Even with wildfires still burning, our crews have been assessing damage on hundreds of miles of road, removing thousands of trees damaged by fire, and inspecting culverts, bridges, guardrail and pavement. Take a look at some of the videos posted on our YouTube channel or photos we’ve uploaded to Flickr.
Our work will continue location by location as conditions allow, but it will be some time before some roads reopen – partially or fully – to traffic. Even when they do reopen, we’re going to continue monitoring for hazards including landslides or loose rock in areas where wildfires have scarred the landscape.
We’ve started removing hazard trees on OR 138 E, OR 126 McKenzie Highway and OR 22, North Santiam Highway.

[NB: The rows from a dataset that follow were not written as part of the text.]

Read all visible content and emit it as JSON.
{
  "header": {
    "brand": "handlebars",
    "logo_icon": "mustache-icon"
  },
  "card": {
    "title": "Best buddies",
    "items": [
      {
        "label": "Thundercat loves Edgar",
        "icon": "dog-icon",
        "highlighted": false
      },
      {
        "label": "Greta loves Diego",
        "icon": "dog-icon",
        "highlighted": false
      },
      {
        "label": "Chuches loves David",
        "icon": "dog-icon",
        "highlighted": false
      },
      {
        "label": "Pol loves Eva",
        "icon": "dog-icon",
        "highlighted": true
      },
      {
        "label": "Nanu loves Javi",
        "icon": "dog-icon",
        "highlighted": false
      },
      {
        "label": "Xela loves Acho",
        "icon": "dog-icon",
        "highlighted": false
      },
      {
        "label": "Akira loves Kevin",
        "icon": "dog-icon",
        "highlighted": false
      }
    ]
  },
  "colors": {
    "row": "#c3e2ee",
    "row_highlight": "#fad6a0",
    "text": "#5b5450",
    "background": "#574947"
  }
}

While we’re still figuring out how many trees we’ll need to remove, we estimate along the OR 22 corridor alone, the amount of hazard trees is in the hundreds of thousands.

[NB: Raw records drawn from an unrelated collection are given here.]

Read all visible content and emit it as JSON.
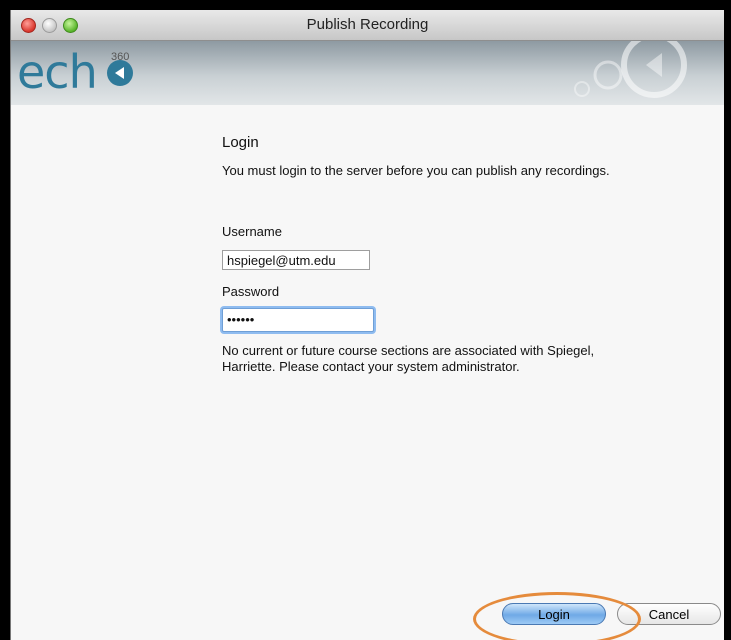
{
  "window": {
    "title": "Publish Recording"
  },
  "branding": {
    "logo_text": "ech",
    "logo_superscript": "360",
    "accent": "#2f7a9a"
  },
  "login": {
    "heading": "Login",
    "intro": "You must login to the server before you can publish any recordings.",
    "username_label": "Username",
    "username_value": "hspiegel@utm.edu",
    "password_label": "Password",
    "password_value": "••••••",
    "error_message": "No current or future course sections are associated with Spiegel, Harriette. Please contact your system administrator."
  },
  "buttons": {
    "login_label": "Login",
    "cancel_label": "Cancel"
  },
  "annotation": {
    "highlight_color": "#e58b3c"
  }
}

Roads will remain closed until we can remove debris from affected areas, inspect slopes for weakness, inspect bridges, pavement, culverts, signs, guardrail and other structures for damage, and make repairs. Rock scaling — where we bring down materials that threaten roads — will be used where needed.

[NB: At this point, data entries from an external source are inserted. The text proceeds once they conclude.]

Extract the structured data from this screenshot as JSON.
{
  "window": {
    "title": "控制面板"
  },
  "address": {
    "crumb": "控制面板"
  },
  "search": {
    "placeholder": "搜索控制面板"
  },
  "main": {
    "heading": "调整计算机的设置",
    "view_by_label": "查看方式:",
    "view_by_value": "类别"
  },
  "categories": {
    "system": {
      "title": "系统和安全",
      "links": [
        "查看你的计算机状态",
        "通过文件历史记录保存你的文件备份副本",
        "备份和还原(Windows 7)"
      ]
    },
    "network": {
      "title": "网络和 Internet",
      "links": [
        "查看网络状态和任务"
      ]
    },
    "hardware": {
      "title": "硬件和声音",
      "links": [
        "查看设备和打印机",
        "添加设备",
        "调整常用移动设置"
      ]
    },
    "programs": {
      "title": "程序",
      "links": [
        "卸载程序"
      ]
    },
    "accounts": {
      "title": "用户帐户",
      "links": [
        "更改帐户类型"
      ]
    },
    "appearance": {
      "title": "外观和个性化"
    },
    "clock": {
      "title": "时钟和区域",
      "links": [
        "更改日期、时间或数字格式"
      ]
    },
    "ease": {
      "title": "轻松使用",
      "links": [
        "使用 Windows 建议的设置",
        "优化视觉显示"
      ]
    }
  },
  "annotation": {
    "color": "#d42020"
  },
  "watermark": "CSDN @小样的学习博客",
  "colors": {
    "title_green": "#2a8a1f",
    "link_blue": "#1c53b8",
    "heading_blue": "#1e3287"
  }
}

It’s important to understand that even after roads are fully reopened, heavy rain is a concern in fire-stricken areas and we may have more work to do in order to stabilize hillsides or clear debris from falls. Slides and debris flows are a particular concern — especially after rains — in areas where fire stripped away vegetation, tree roots and underbrush, creating greater slide danger.
This means that as a traveler, you’ll want to expect partial openings allowing limited traffic while work continues will be common. You can expect to see flaggers or pilot cars, and we want folks to plan for frequent lane closures.
Know before you go and check www.TripCheck.com for updates on closures. If you’ve never used the tool before, you can zoom in and click into the map icons for details. Posts are updated when there is a change in conditions, so if the time stamp appears “old,” this is still the current and updated status for the highway.
Like all Oregonians, the destruction we’re seeing from wildfires across the state is heartbreaking. We cannot thank everyone enough for the outpouring of support to our crews who’ve been working tirelessly in difficult conditions – even while some are enduring the same losses of home and property. We extend our gratitude as well, to all of the emergency responders and firefighters out there who work alongside us to keep us safe.
As we work to repair the roads, we’ve witnessed Oregonians from all corners of the state working together in service to their neighbors, friends and families. This kindness grows -like a beautiful forest – and while our landscape is scarred, the beauty of our state remains in us. Let’s continue moving forward with seeds of kindness. We are so proud to work in the service of Oregonians. Take care, be safe and reach out to those who may need your kindness even more in the coming days, weeks and months.